● Problem to solve
Omit the images and reproduce the rest of the entries exactly.

● Records for the task
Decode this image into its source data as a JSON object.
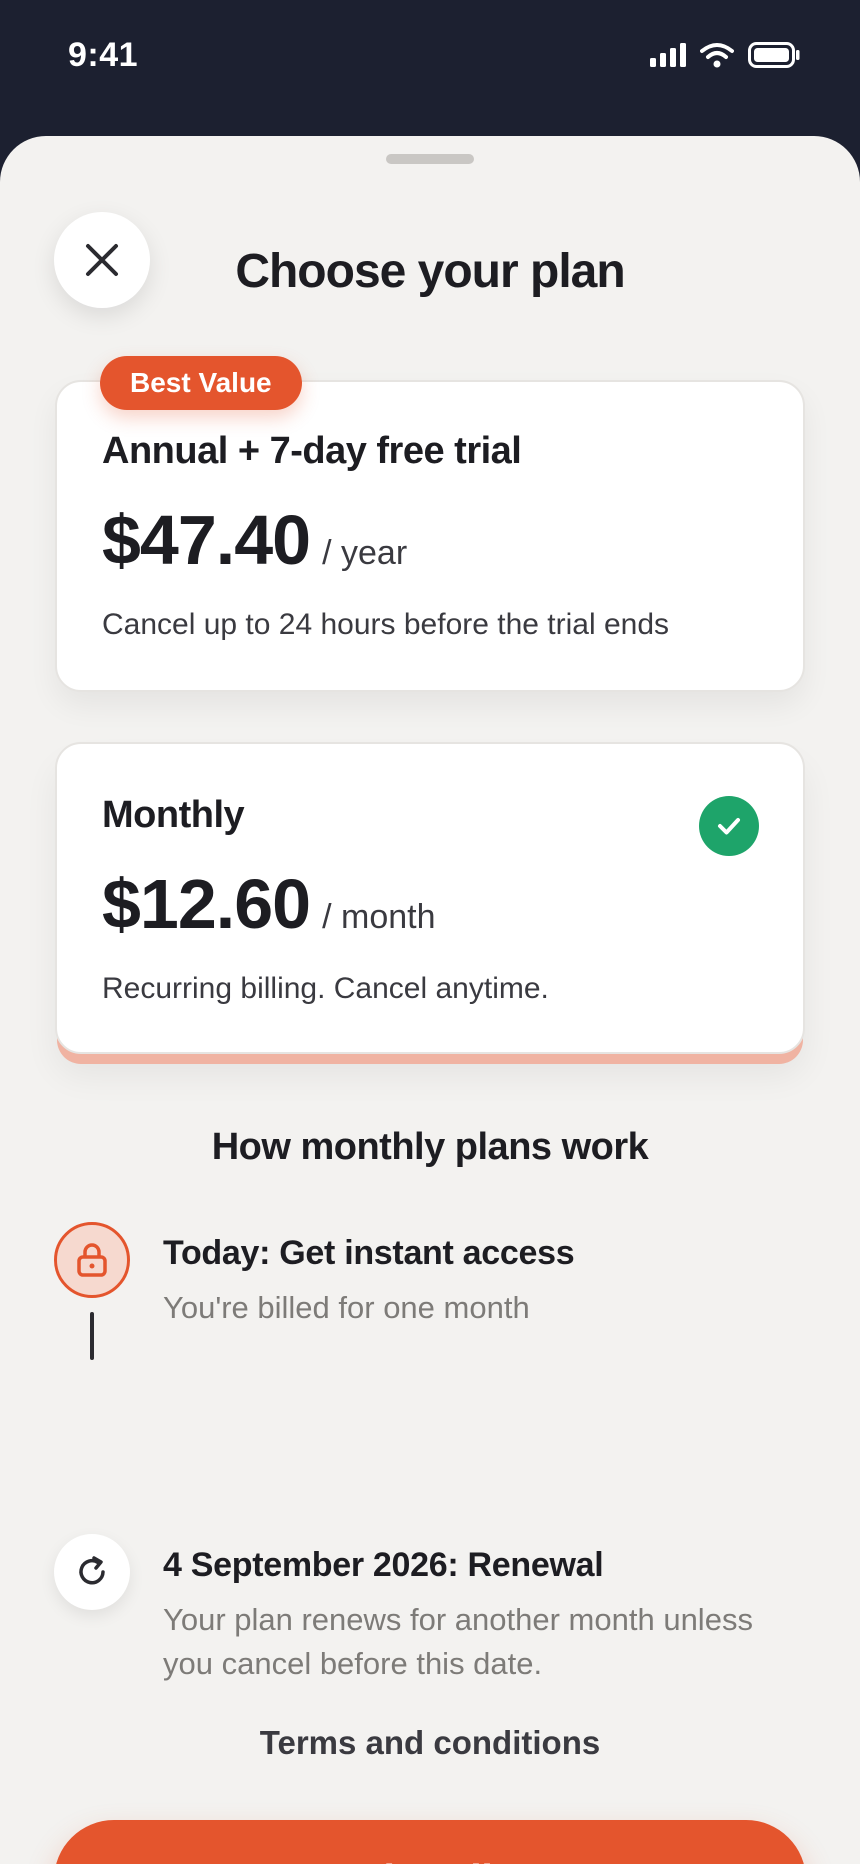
{
  "status_bar": {
    "time": "9:41",
    "icons": [
      "signal-icon",
      "wifi-icon",
      "battery-icon"
    ]
  },
  "sheet": {
    "title": "Choose your plan",
    "close_icon": "close-icon"
  },
  "plans": {
    "annual": {
      "badge": "Best Value",
      "name": "Annual + 7-day free trial",
      "price": "$47.40",
      "period": "/ year",
      "description": "Cancel up to 24 hours before the trial ends",
      "selected": false
    },
    "monthly": {
      "name": "Monthly",
      "price": "$12.60",
      "period": "/ month",
      "description": "Recurring billing. Cancel anytime.",
      "selected": true
    }
  },
  "how_it_works": {
    "title": "How monthly plans work",
    "steps": [
      {
        "icon": "lock-icon",
        "title": "Today: Get instant access",
        "description": "You're billed for one month"
      },
      {
        "icon": "refresh-icon",
        "title": "4 September 2026: Renewal",
        "description": "Your plan renews for another month unless you cancel before this date."
      }
    ]
  },
  "footer": {
    "terms_label": "Terms and conditions",
    "subscribe_label": "Subscribe"
  },
  "colors": {
    "accent": "#e4552d",
    "success": "#1ea46a",
    "background": "#f3f2f0",
    "status_bar": "#1c2030"
  }
}
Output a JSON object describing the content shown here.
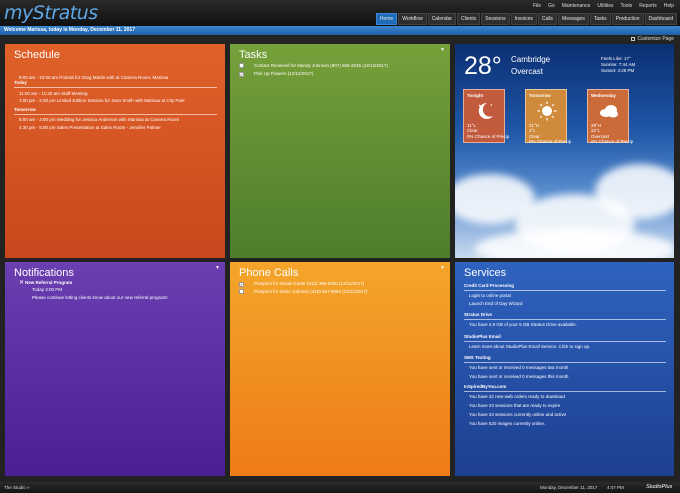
{
  "app": {
    "logo": "myStratus"
  },
  "menus": [
    "File",
    "Go",
    "Maintenance",
    "Utilities",
    "Tools",
    "Reports",
    "Help"
  ],
  "navtabs": [
    "Home",
    "Workflow",
    "Calendar",
    "Clients",
    "Sessions",
    "Invoices",
    "Calls",
    "Messages",
    "Tasks",
    "Production",
    "Dashboard"
  ],
  "welcome": "Welcome Marissa, today is Monday, December 11, 2017",
  "customize": "Customize Page",
  "schedule": {
    "title": "Schedule",
    "today_label": "Today",
    "today_items": [
      "9:00 am - 10:00 am  Portrait for Greg Martin with  at Camera Room: Marissa",
      "11:00 am - 11:30 am  Staff Meeting",
      "1:00 pm - 2:30 pm  Limited Edition Session for Jean Smith with Marissa at City Park"
    ],
    "tomorrow_label": "Tomorrow",
    "tomorrow_items": [
      "8:00 am - 3:00 pm  Wedding for Jessica Anderson with Marissa at Camera Room",
      "4:30 pm - 5:00 pm  Sales Presentation at Sales Room - Jennifer Palmer"
    ]
  },
  "tasks": {
    "title": "Tasks",
    "items": [
      {
        "label": "Contact Received for Mandy Johnson (907) 555-2045 (12/12/2017)",
        "checked": false
      },
      {
        "label": "Pick Up Flowers (12/12/2017)",
        "checked": true
      }
    ]
  },
  "weather": {
    "temp": "28°",
    "city": "Cambridge",
    "condition": "Overcast",
    "feels_like": "Feels Like: 17°",
    "sunrise": "Sunrise: 7:44 AM",
    "sunset": "Sunset: 4:29 PM",
    "forecast": [
      {
        "label": "Tonight",
        "line1": "11°L",
        "line2": "Clear",
        "line3": "0% Chance of Precip",
        "color": "#c25b3d",
        "icon": "moon-icon"
      },
      {
        "label": "Tomorrow",
        "line1": "21°H",
        "line2": "2°L",
        "line3": "Clear",
        "line4": "0% Chance of Precip",
        "color": "#cf8a3c",
        "icon": "sun-icon"
      },
      {
        "label": "Wednesday",
        "line1": "28°H",
        "line2": "22°L",
        "line3": "Overcast",
        "line4": "0% Chance of Precip",
        "color": "#cc6b3a",
        "icon": "cloud-icon"
      }
    ]
  },
  "notifications": {
    "title": "Notifications",
    "item_title": "New Referral Program",
    "item_time": "Today 3:00 PM",
    "item_body": "Please continue letting clients know about our new referral program!"
  },
  "phone_calls": {
    "title": "Phone Calls",
    "items": [
      {
        "label": "Prospect for Nicole Carter (612) 386-0000 (12/11/2017)",
        "checked": true
      },
      {
        "label": "Prospect for Kevin Johnson (418) 567-8054 (12/11/2017)",
        "checked": false
      }
    ]
  },
  "services": {
    "title": "Services",
    "sections": [
      {
        "head": "Credit Card Processing",
        "items": [
          "Login to online portal",
          "Launch End of Day Wizard"
        ]
      },
      {
        "head": "Stratus Drive",
        "items": [
          "You have 4.9 GB of your 5 GB Stratus Drive available."
        ]
      },
      {
        "head": "StudioPlus Email",
        "items": [
          "Learn more about StudioPlus Email Service.   Click to sign up."
        ]
      },
      {
        "head": "SMS Texting",
        "items": [
          "You have sent or received 0 messages last month",
          "You have sent or received 0 messages this month"
        ]
      },
      {
        "head": "InSpiredByYou.com",
        "items": [
          "You have 22 new web orders ready to download",
          "You have 23 sessions that are ready to expire",
          "You have 24 sessions currently online and active",
          "You have 520 images currently online."
        ]
      }
    ]
  },
  "footer": {
    "studio": "The Studio",
    "date": "Monday, December 11, 2017",
    "time": "4:47 PM",
    "brand": "StudioPlus"
  }
}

● Solution
Decode this image into its source data as a JSON object.
{
  "status_bar": {
    "time": "9:41",
    "icons": [
      "signal-icon",
      "wifi-icon",
      "battery-icon"
    ]
  },
  "sheet": {
    "title": "Choose your plan",
    "close_icon": "close-icon"
  },
  "plans": {
    "annual": {
      "badge": "Best Value",
      "name": "Annual + 7-day free trial",
      "price": "$47.40",
      "period": "/ year",
      "description": "Cancel up to 24 hours before the trial ends",
      "selected": false
    },
    "monthly": {
      "name": "Monthly",
      "price": "$12.60",
      "period": "/ month",
      "description": "Recurring billing. Cancel anytime.",
      "selected": true
    }
  },
  "how_it_works": {
    "title": "How monthly plans work",
    "steps": [
      {
        "icon": "lock-icon",
        "title": "Today: Get instant access",
        "description": "You're billed for one month"
      },
      {
        "icon": "refresh-icon",
        "title": "4 September 2026: Renewal",
        "description": "Your plan renews for another month unless you cancel before this date."
      }
    ]
  },
  "footer": {
    "terms_label": "Terms and conditions",
    "subscribe_label": "Subscribe"
  },
  "colors": {
    "accent": "#e4552d",
    "success": "#1ea46a",
    "background": "#f3f2f0",
    "status_bar": "#1c2030"
  }
}
Output a JSON object describing the content shown here.
{
  "app": {
    "logo": "myStratus"
  },
  "menus": [
    "File",
    "Go",
    "Maintenance",
    "Utilities",
    "Tools",
    "Reports",
    "Help"
  ],
  "navtabs": [
    "Home",
    "Workflow",
    "Calendar",
    "Clients",
    "Sessions",
    "Invoices",
    "Calls",
    "Messages",
    "Tasks",
    "Production",
    "Dashboard"
  ],
  "welcome": "Welcome Marissa, today is Monday, December 11, 2017",
  "customize": "Customize Page",
  "schedule": {
    "title": "Schedule",
    "today_label": "Today",
    "today_items": [
      "9:00 am - 10:00 am  Portrait for Greg Martin with  at Camera Room: Marissa",
      "11:00 am - 11:30 am  Staff Meeting",
      "1:00 pm - 2:30 pm  Limited Edition Session for Jean Smith with Marissa at City Park"
    ],
    "tomorrow_label": "Tomorrow",
    "tomorrow_items": [
      "8:00 am - 3:00 pm  Wedding for Jessica Anderson with Marissa at Camera Room",
      "4:30 pm - 5:00 pm  Sales Presentation at Sales Room - Jennifer Palmer"
    ]
  },
  "tasks": {
    "title": "Tasks",
    "items": [
      {
        "label": "Contact Received for Mandy Johnson (907) 555-2045 (12/12/2017)",
        "checked": false
      },
      {
        "label": "Pick Up Flowers (12/12/2017)",
        "checked": true
      }
    ]
  },
  "weather": {
    "temp": "28°",
    "city": "Cambridge",
    "condition": "Overcast",
    "feels_like": "Feels Like: 17°",
    "sunrise": "Sunrise: 7:44 AM",
    "sunset": "Sunset: 4:29 PM",
    "forecast": [
      {
        "label": "Tonight",
        "line1": "11°L",
        "line2": "Clear",
        "line3": "0% Chance of Precip",
        "color": "#c25b3d",
        "icon": "moon-icon"
      },
      {
        "label": "Tomorrow",
        "line1": "21°H",
        "line2": "2°L",
        "line3": "Clear",
        "line4": "0% Chance of Precip",
        "color": "#cf8a3c",
        "icon": "sun-icon"
      },
      {
        "label": "Wednesday",
        "line1": "28°H",
        "line2": "22°L",
        "line3": "Overcast",
        "line4": "0% Chance of Precip",
        "color": "#cc6b3a",
        "icon": "cloud-icon"
      }
    ]
  },
  "notifications": {
    "title": "Notifications",
    "item_title": "New Referral Program",
    "item_time": "Today 3:00 PM",
    "item_body": "Please continue letting clients know about our new referral program!"
  },
  "phone_calls": {
    "title": "Phone Calls",
    "items": [
      {
        "label": "Prospect for Nicole Carter (612) 386-0000 (12/11/2017)",
        "checked": true
      },
      {
        "label": "Prospect for Kevin Johnson (418) 567-8054 (12/11/2017)",
        "checked": false
      }
    ]
  },
  "services": {
    "title": "Services",
    "sections": [
      {
        "head": "Credit Card Processing",
        "items": [
          "Login to online portal",
          "Launch End of Day Wizard"
        ]
      },
      {
        "head": "Stratus Drive",
        "items": [
          "You have 4.9 GB of your 5 GB Stratus Drive available."
        ]
      },
      {
        "head": "StudioPlus Email",
        "items": [
          "Learn more about StudioPlus Email Service.   Click to sign up."
        ]
      },
      {
        "head": "SMS Texting",
        "items": [
          "You have sent or received 0 messages last month",
          "You have sent or received 0 messages this month"
        ]
      },
      {
        "head": "InSpiredByYou.com",
        "items": [
          "You have 22 new web orders ready to download",
          "You have 23 sessions that are ready to expire",
          "You have 24 sessions currently online and active",
          "You have 520 images currently online."
        ]
      }
    ]
  },
  "footer": {
    "studio": "The Studio",
    "date": "Monday, December 11, 2017",
    "time": "4:47 PM",
    "brand": "StudioPlus"
  }
}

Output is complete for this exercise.